Information given START
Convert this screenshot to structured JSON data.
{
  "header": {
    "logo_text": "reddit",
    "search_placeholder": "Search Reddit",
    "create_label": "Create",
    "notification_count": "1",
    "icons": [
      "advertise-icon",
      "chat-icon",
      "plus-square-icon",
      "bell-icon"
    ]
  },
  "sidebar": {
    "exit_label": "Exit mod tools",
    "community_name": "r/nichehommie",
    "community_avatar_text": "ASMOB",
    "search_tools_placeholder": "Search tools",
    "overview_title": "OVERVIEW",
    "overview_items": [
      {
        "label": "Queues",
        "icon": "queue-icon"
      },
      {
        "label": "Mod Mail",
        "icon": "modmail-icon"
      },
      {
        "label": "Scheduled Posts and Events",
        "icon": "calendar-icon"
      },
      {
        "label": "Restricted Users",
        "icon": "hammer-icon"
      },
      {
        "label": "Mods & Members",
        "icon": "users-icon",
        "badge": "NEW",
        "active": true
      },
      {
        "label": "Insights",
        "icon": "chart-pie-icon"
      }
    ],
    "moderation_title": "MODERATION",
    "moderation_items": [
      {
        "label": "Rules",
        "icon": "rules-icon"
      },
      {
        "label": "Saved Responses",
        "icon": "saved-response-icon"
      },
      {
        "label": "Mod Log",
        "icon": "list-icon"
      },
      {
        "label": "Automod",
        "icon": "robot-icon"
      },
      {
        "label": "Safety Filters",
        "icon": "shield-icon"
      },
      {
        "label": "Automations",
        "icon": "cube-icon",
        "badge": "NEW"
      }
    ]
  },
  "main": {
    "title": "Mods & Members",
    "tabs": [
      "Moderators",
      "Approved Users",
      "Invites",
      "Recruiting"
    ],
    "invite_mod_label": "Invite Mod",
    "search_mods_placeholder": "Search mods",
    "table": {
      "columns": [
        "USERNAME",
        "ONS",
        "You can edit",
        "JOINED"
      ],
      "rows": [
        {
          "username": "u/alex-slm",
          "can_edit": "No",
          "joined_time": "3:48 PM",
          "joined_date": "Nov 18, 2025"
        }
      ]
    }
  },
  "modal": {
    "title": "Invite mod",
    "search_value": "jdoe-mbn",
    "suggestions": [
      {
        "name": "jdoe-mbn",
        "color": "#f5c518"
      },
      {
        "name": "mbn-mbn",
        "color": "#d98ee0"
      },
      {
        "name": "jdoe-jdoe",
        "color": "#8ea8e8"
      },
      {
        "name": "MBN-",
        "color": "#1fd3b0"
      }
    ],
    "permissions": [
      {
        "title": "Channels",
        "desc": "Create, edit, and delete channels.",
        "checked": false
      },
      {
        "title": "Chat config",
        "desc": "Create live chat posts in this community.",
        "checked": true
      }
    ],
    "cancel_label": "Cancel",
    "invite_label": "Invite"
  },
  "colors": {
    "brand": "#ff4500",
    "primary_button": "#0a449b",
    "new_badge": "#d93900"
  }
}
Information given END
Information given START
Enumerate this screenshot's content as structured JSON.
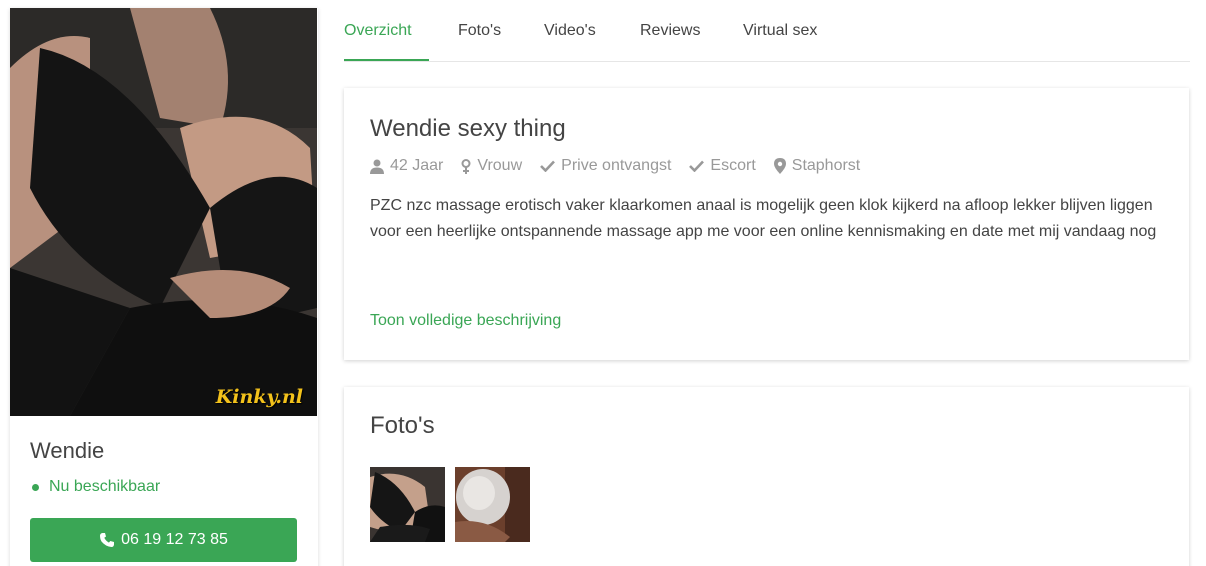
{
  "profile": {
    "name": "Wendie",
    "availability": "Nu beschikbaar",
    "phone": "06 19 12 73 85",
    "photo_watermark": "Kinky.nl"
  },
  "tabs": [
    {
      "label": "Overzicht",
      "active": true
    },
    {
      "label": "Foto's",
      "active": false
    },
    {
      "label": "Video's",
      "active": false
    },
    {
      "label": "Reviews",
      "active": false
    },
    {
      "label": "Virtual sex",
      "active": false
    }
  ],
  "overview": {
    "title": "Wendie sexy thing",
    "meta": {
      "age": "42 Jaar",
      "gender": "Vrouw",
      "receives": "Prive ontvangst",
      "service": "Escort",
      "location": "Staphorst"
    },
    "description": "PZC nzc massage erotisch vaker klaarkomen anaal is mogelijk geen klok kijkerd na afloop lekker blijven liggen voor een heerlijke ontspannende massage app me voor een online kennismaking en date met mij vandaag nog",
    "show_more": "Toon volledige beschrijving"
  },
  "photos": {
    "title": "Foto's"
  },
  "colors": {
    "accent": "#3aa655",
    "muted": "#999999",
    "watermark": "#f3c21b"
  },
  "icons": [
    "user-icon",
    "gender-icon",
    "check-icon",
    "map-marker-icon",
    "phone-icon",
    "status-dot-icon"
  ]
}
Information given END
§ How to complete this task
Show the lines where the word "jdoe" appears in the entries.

§ Solution for this exercise
    "search_value": "jdoe-mbn",
        "name": "jdoe-mbn",
        "name": "jdoe-jdoe",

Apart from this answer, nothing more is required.